Now to the juicy stuff! First off I must say: hats off to Microsoft for making their own unique mobile operating system software. It’s completely their own and nothing like iOS or Android as far as GUI is concerned. Minimal UI graphics, big typography, and big, blurred background pics is a standard look for Windows 8 mobile. Most of the interface uses a side swipe function to progress through the apps’ different menus. The homepage is customizable in tile size and location. A side swipe will bring up a vertical menu of all the loaded apps. If you are totally into Windows and its Office software, this phone is for you! Office integration comes loaded out of the box with this device. Creating, editing, or grabbing files from skydrive is a breeze with the Nokia Lumia 920. If you are into Facebook this phone integrates Facebook into the phone very well, almost seamlessly. Since this phone and OS is below 10% of the market share I believe the people at Facebook really liked the way Facebook meshed with Windows 8 mobile and used this as a basis for their Facebook home integration; thats just my personal belief. You don’t have ‘contacts’ section on Windows 8 mobile but a ‘people’ section. This tile would update with pictures of friends on your homepage. I was able to hook up my Facebook account and pull in a lot of my contacts and their numbers; at least the people who list that information on Facebook. I loaded the Nokia with most of the normal apps that I generally use. The windows app store is fairly small and is missing a lot of outside company support. What I mean is John Doe may be the developer for the YouTube app not YouTube. Developers may enjoy the ability to produce apps without special software or approval but end users may feel awkwardly toward this. The Windows 8 mobile OS is fairly fluid on the phone and only lagged once or twice while I used it. The interface does not have any background graphics or bounding boxes, so certain items are harder to sort through and understand with a quick glance.
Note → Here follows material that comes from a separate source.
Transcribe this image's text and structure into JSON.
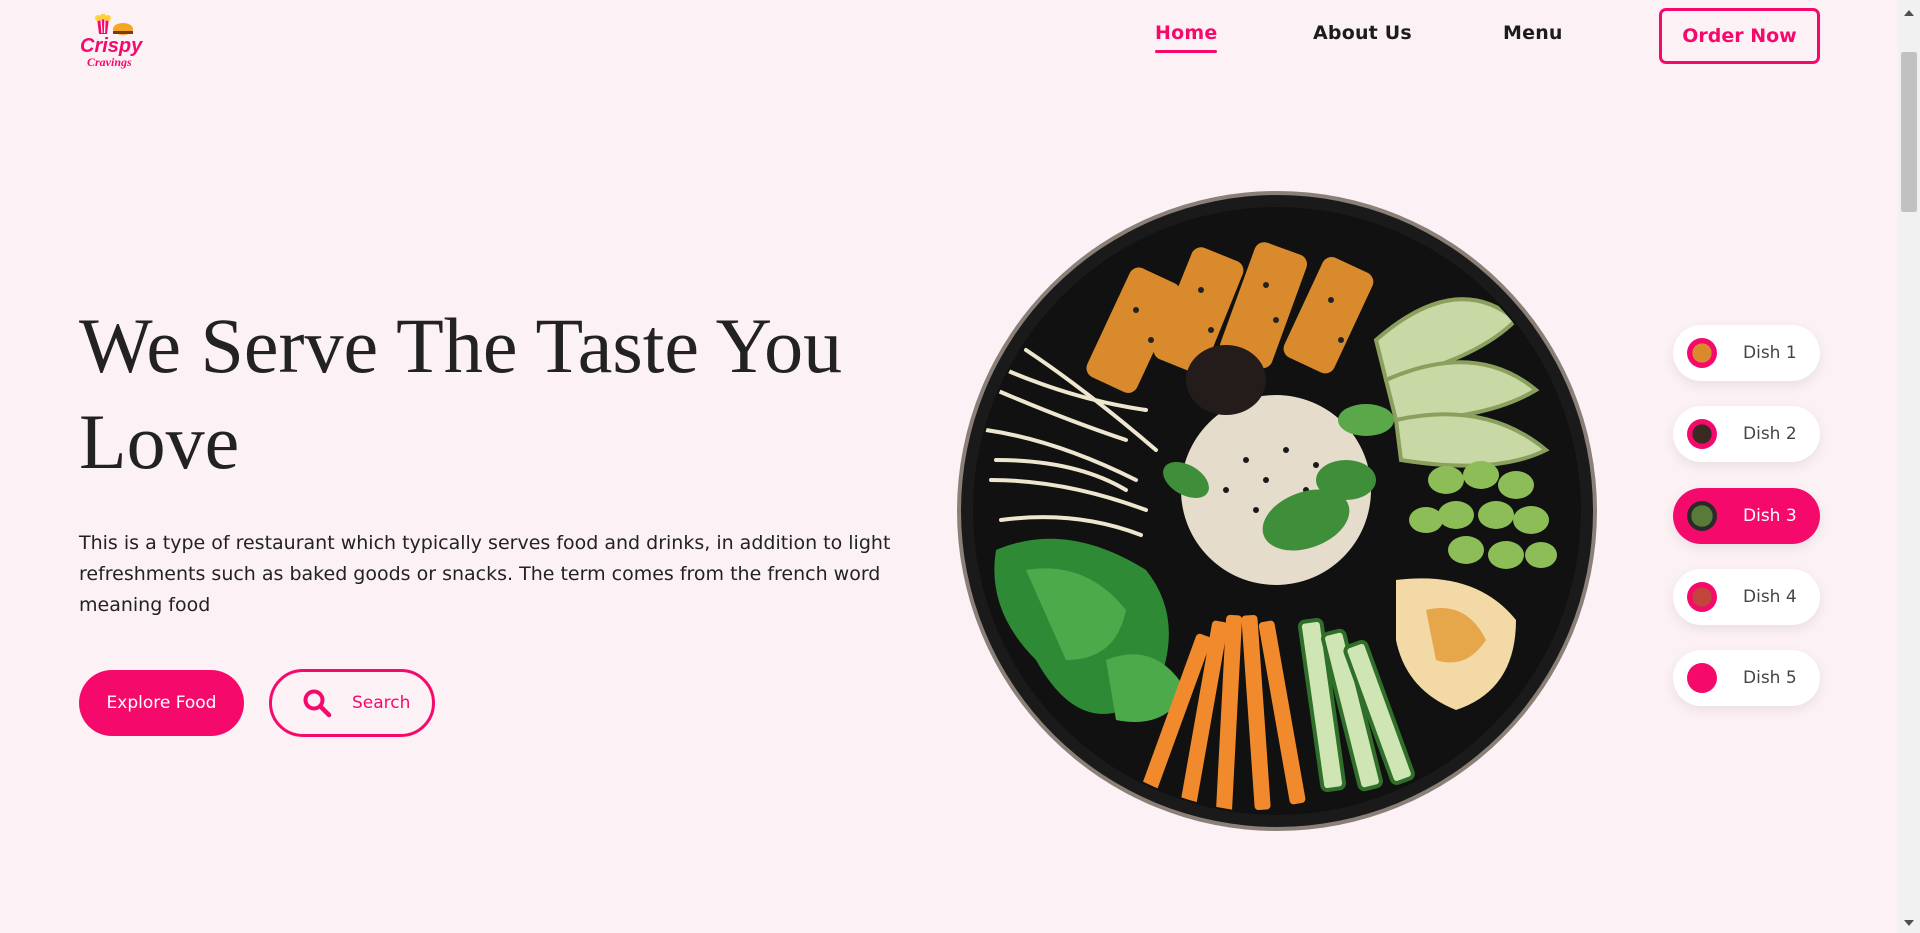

Hooking up email accounts was a little more challenging than on iOS. iOS combines certain input boxes within the email account section and also gives formatting examples for incoming and outgoing mail server input boxes which made for a faster email hook up. While I was testing this phone YouTube released their own Windows 8 app and it definitely was a big step up from what other developers had on the market for download. It took the normal OS look with big type and side swipe menus and functioned a lot faster.

As a few last notes on this phone I found the screen response to be a little less than that of the iPhone 4S. Unlocking the Lumia required an upward swipe that almost always needed me to do it twice or more. Some of the interface buttons are a little too small for my liking. The send text icon/button seemed to never activate; I had to continually try to hit that button every time I sent a text message.

After my testing period ended I was happy to start using my iPhone 4S again. This is all a preference thing, much like buying cars. Some see the need in having a truck, or a fast car, or a huge gas guzzling Hummer, and its each our own choice to decide what item or product suits us best.

Source: SkyNet Solutions

Author: Clint Smith